» INFORMATION:
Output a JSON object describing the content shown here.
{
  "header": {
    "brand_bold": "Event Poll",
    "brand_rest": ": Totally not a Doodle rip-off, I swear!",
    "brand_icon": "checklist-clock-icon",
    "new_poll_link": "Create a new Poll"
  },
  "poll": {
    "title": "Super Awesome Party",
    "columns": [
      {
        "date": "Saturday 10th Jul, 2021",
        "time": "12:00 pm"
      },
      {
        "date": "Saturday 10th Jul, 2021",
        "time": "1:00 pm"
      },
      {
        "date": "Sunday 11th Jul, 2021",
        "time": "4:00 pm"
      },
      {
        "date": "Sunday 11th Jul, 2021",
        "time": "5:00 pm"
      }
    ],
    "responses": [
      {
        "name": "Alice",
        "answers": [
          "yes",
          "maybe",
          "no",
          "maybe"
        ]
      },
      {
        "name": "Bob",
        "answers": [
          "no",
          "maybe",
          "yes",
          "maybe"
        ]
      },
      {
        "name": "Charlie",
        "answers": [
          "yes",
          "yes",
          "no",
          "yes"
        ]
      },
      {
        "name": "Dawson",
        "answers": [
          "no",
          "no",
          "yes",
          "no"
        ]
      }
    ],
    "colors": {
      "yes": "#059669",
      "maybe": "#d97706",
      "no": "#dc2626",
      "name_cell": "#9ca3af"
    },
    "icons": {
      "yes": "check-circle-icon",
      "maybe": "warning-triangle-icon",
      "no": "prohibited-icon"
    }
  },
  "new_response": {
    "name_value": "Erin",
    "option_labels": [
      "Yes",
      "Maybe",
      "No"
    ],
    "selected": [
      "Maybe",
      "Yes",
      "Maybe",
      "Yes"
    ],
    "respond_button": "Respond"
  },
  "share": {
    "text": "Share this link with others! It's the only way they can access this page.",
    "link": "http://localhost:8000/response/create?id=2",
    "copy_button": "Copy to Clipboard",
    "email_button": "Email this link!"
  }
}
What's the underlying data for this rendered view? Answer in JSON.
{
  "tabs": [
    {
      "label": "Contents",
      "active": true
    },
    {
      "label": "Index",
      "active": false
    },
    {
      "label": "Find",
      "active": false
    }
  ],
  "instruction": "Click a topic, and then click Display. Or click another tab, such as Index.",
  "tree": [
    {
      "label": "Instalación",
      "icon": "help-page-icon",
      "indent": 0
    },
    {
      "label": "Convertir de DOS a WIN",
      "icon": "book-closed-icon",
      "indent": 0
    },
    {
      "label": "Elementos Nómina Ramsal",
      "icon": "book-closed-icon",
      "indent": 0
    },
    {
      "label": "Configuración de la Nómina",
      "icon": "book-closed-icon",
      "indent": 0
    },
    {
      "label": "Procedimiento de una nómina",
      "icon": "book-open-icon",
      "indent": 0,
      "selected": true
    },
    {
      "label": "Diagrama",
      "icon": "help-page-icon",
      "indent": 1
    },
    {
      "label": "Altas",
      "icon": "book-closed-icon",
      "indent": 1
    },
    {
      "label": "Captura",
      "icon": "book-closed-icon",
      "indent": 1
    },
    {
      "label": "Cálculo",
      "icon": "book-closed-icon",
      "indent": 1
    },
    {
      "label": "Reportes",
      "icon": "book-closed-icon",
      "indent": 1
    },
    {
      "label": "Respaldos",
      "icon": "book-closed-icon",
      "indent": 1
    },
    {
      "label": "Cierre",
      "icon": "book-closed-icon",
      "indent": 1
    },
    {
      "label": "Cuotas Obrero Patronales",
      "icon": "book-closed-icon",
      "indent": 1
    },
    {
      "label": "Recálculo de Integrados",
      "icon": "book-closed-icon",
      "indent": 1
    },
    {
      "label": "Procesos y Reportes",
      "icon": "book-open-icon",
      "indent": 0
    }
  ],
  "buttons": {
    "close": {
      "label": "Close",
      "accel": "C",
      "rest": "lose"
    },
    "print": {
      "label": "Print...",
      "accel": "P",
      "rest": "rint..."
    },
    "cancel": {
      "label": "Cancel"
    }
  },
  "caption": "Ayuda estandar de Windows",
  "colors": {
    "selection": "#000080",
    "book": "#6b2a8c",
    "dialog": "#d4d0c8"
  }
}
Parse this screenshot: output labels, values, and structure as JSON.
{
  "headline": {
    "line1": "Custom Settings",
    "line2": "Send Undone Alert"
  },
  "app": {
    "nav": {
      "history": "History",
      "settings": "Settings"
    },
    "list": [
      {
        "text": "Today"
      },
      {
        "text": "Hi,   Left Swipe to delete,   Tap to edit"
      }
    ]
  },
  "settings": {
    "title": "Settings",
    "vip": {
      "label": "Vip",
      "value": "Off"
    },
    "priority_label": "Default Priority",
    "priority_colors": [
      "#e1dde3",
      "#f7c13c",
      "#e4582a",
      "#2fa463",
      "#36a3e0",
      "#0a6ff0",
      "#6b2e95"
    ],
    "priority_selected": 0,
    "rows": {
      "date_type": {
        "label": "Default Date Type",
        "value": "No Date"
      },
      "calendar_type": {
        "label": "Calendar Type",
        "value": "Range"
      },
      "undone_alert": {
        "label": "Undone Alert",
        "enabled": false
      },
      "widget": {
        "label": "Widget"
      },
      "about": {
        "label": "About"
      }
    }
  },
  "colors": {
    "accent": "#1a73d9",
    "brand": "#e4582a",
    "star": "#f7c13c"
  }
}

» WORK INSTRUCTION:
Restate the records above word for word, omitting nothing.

» ANSWER TO THE PROBLEM:
Output a JSON object describing the content shown here.
{
  "header": {
    "brand_bold": "Event Poll",
    "brand_rest": ": Totally not a Doodle rip-off, I swear!",
    "brand_icon": "checklist-clock-icon",
    "new_poll_link": "Create a new Poll"
  },
  "poll": {
    "title": "Super Awesome Party",
    "columns": [
      {
        "date": "Saturday 10th Jul, 2021",
        "time": "12:00 pm"
      },
      {
        "date": "Saturday 10th Jul, 2021",
        "time": "1:00 pm"
      },
      {
        "date": "Sunday 11th Jul, 2021",
        "time": "4:00 pm"
      },
      {
        "date": "Sunday 11th Jul, 2021",
        "time": "5:00 pm"
      }
    ],
    "responses": [
      {
        "name": "Alice",
        "answers": [
          "yes",
          "maybe",
          "no",
          "maybe"
        ]
      },
      {
        "name": "Bob",
        "answers": [
          "no",
          "maybe",
          "yes",
          "maybe"
        ]
      },
      {
        "name": "Charlie",
        "answers": [
          "yes",
          "yes",
          "no",
          "yes"
        ]
      },
      {
        "name": "Dawson",
        "answers": [
          "no",
          "no",
          "yes",
          "no"
        ]
      }
    ],
    "colors": {
      "yes": "#059669",
      "maybe": "#d97706",
      "no": "#dc2626",
      "name_cell": "#9ca3af"
    },
    "icons": {
      "yes": "check-circle-icon",
      "maybe": "warning-triangle-icon",
      "no": "prohibited-icon"
    }
  },
  "new_response": {
    "name_value": "Erin",
    "option_labels": [
      "Yes",
      "Maybe",
      "No"
    ],
    "selected": [
      "Maybe",
      "Yes",
      "Maybe",
      "Yes"
    ],
    "respond_button": "Respond"
  },
  "share": {
    "text": "Share this link with others! It's the only way they can access this page.",
    "link": "http://localhost:8000/response/create?id=2",
    "copy_button": "Copy to Clipboard",
    "email_button": "Email this link!"
  }
}
What's the underlying data for this rendered view? Answer in JSON.
{
  "tabs": [
    {
      "label": "Contents",
      "active": true
    },
    {
      "label": "Index",
      "active": false
    },
    {
      "label": "Find",
      "active": false
    }
  ],
  "instruction": "Click a topic, and then click Display. Or click another tab, such as Index.",
  "tree": [
    {
      "label": "Instalación",
      "icon": "help-page-icon",
      "indent": 0
    },
    {
      "label": "Convertir de DOS a WIN",
      "icon": "book-closed-icon",
      "indent": 0
    },
    {
      "label": "Elementos Nómina Ramsal",
      "icon": "book-closed-icon",
      "indent": 0
    },
    {
      "label": "Configuración de la Nómina",
      "icon": "book-closed-icon",
      "indent": 0
    },
    {
      "label": "Procedimiento de una nómina",
      "icon": "book-open-icon",
      "indent": 0,
      "selected": true
    },
    {
      "label": "Diagrama",
      "icon": "help-page-icon",
      "indent": 1
    },
    {
      "label": "Altas",
      "icon": "book-closed-icon",
      "indent": 1
    },
    {
      "label": "Captura",
      "icon": "book-closed-icon",
      "indent": 1
    },
    {
      "label": "Cálculo",
      "icon": "book-closed-icon",
      "indent": 1
    },
    {
      "label": "Reportes",
      "icon": "book-closed-icon",
      "indent": 1
    },
    {
      "label": "Respaldos",
      "icon": "book-closed-icon",
      "indent": 1
    },
    {
      "label": "Cierre",
      "icon": "book-closed-icon",
      "indent": 1
    },
    {
      "label": "Cuotas Obrero Patronales",
      "icon": "book-closed-icon",
      "indent": 1
    },
    {
      "label": "Recálculo de Integrados",
      "icon": "book-closed-icon",
      "indent": 1
    },
    {
      "label": "Procesos y Reportes",
      "icon": "book-open-icon",
      "indent": 0
    }
  ],
  "buttons": {
    "close": {
      "label": "Close",
      "accel": "C",
      "rest": "lose"
    },
    "print": {
      "label": "Print...",
      "accel": "P",
      "rest": "rint..."
    },
    "cancel": {
      "label": "Cancel"
    }
  },
  "caption": "Ayuda estandar de Windows",
  "colors": {
    "selection": "#000080",
    "book": "#6b2a8c",
    "dialog": "#d4d0c8"
  }
}
Parse this screenshot: output labels, values, and structure as JSON.
{
  "headline": {
    "line1": "Custom Settings",
    "line2": "Send Undone Alert"
  },
  "app": {
    "nav": {
      "history": "History",
      "settings": "Settings"
    },
    "list": [
      {
        "text": "Today"
      },
      {
        "text": "Hi,   Left Swipe to delete,   Tap to edit"
      }
    ]
  },
  "settings": {
    "title": "Settings",
    "vip": {
      "label": "Vip",
      "value": "Off"
    },
    "priority_label": "Default Priority",
    "priority_colors": [
      "#e1dde3",
      "#f7c13c",
      "#e4582a",
      "#2fa463",
      "#36a3e0",
      "#0a6ff0",
      "#6b2e95"
    ],
    "priority_selected": 0,
    "rows": {
      "date_type": {
        "label": "Default Date Type",
        "value": "No Date"
      },
      "calendar_type": {
        "label": "Calendar Type",
        "value": "Range"
      },
      "undone_alert": {
        "label": "Undone Alert",
        "enabled": false
      },
      "widget": {
        "label": "Widget"
      },
      "about": {
        "label": "About"
      }
    }
  },
  "colors": {
    "accent": "#1a73d9",
    "brand": "#e4582a",
    "star": "#f7c13c"
  }
}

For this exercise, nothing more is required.